Widespread damage occurs during level 11 or Violent Storm, and structures’ roofs may be removed. Devastation happens at level 12, or hurricane force, and the wind can destroy infrastructure and buildings.
What Wind Speed Can Damage A House?
The damage a house can take depends on several variables, including the wind’s strength and direction, the house’s age and condition, and its location. The wind speeds at which various kinds of harm may happen are as follows:
- Minor Damage
Wind speeds of roughly 65-85 mph might cause minor damage to a house. It may involve siding, gutter, and shingle damage. Branches and limbs from trees can fall and harm the roof or other components of the house.
- Moderate Damage
Wind gusts between 86 to 110 mph can cause moderate damage. Damage to windows, doors, and garage doors is one example. Damage to chimneys and vents and missing or broken shingles on the roof are possible.
- Severe Damage
Wind gusts between 136 to 165 mph can cause severe damage. It may result in serious roof damage, including the possibility of the roof being lifted off the home. Additionally, structural harm could affect the walls and foundation.
Watch this new video to see the impact of severe winds on Florida homes:
Florida homes damaged by wind, hail during severe weather
- Extreme Damage
Wind gusts greater than 166 to 200 mph can cause severe damage. It may involve the entire house, including the roof, the walls, and the foundation, being destroyed. The home can be blown away or uprooted from its foundation.
Protecting Your Home From Wind Damage
You can take many precautions to guard your house against wind damage. Here are a few pieces of advice:
- Storm Shutters
You can cover any exposed windows and other glass surfaces with storm shutters. Coverings should be placed over all windows, French doors, sliding glass doors, and skylights. The styles of manufactured storm shutters vary.
For more information about manufactured shutters, contact a neighborhood construction supply vendor.
Carefully adhere to the manufacturer’s instructions when installing manufactured shutters. Before installing shutters, find out if a building permit is required from your local building official. To swiftly install your shutters during a storm watch, they must be installed, labeled, and preserved.
- Regular Maintenance
Your home may avoid wind damage with routine upkeep. It includes performing routine maintenance on your windows, siding, and roof. Ensure that you also prune any trees or branches that could be dangerous.
- Reinforce Your Doors And Windows
Your doors and windows can be protected from being broken or blown in during strong winds by strengthening them. Impact-resistant glass or storm shutters can be used to achieve this.
- Secure Loose Items
During strong winds, loose objects like patio furniture, grills, and trash cans can become dangerous projectiles. During a storm, protect these goods or bring them inside.
- Install A Wind-Resistant Roof
When there are strong gusts, a wind-resistant roof can assist in keeping your house from being damaged. It includes choosing roofing materials like metal or asphalt shingles that are made to withstand strong winds.
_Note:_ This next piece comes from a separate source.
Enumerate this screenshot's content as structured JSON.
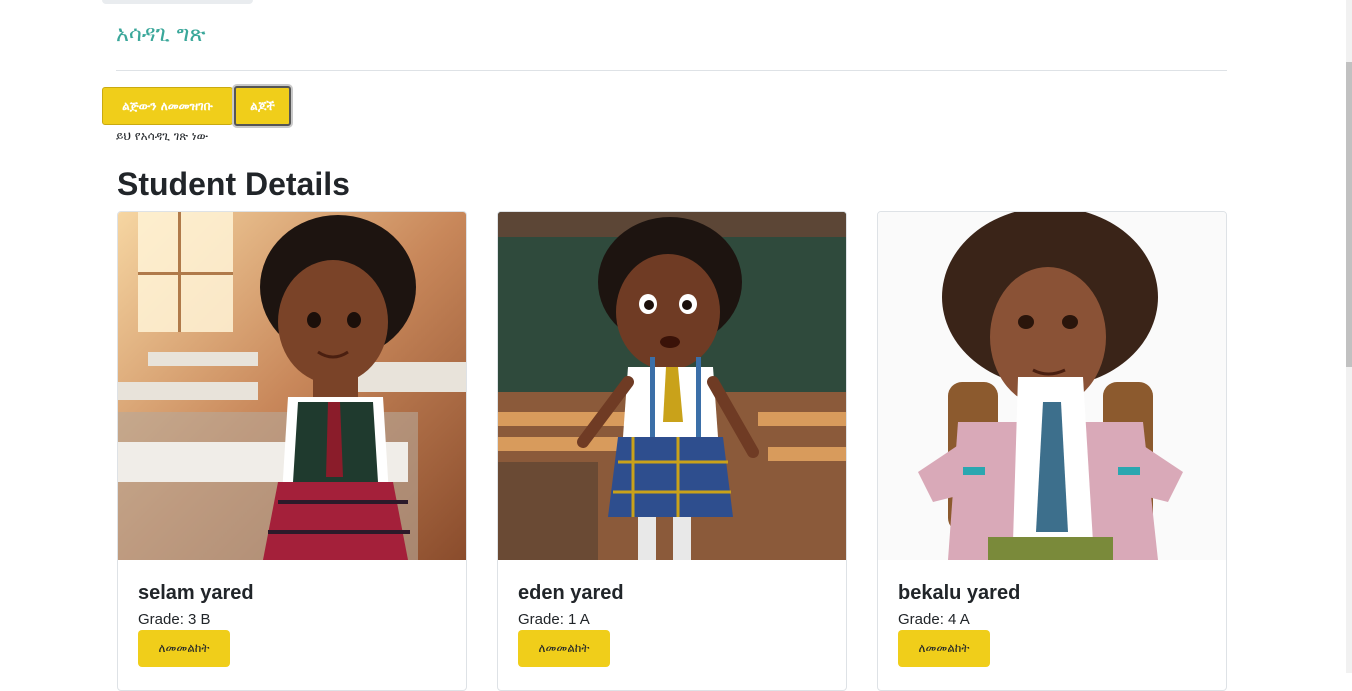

- Consider A Wind-Resistant Garage Door
When there are strong gusts, a wind-resistant garage door can assist in keeping your house from being damaged. It involves utilizing a wind-rated door strengthened with steel or aluminum.
- Build A Safe Room
A safe room is a space in your home built to resist strong winds and offers safety during a storm. It could be an outdoor building, a reinforced inside space, or a distinct structure.
Homes are susceptible to severe wind damage, ranging from tiny dents to total devastation. A house’s ability to sustain damage depends on some variables, including the wind’s direction and speed, the house’s age and condition, and location.
Regular home maintenance is essential to prevent wind damage, as is strengthening your doors and windows, securing loose objects, installing a wind-resistant roof and garage door, and considering constructing a safe room.
Following these precautions, you can protect your home from harm and ensure your family’s safety during strong winds.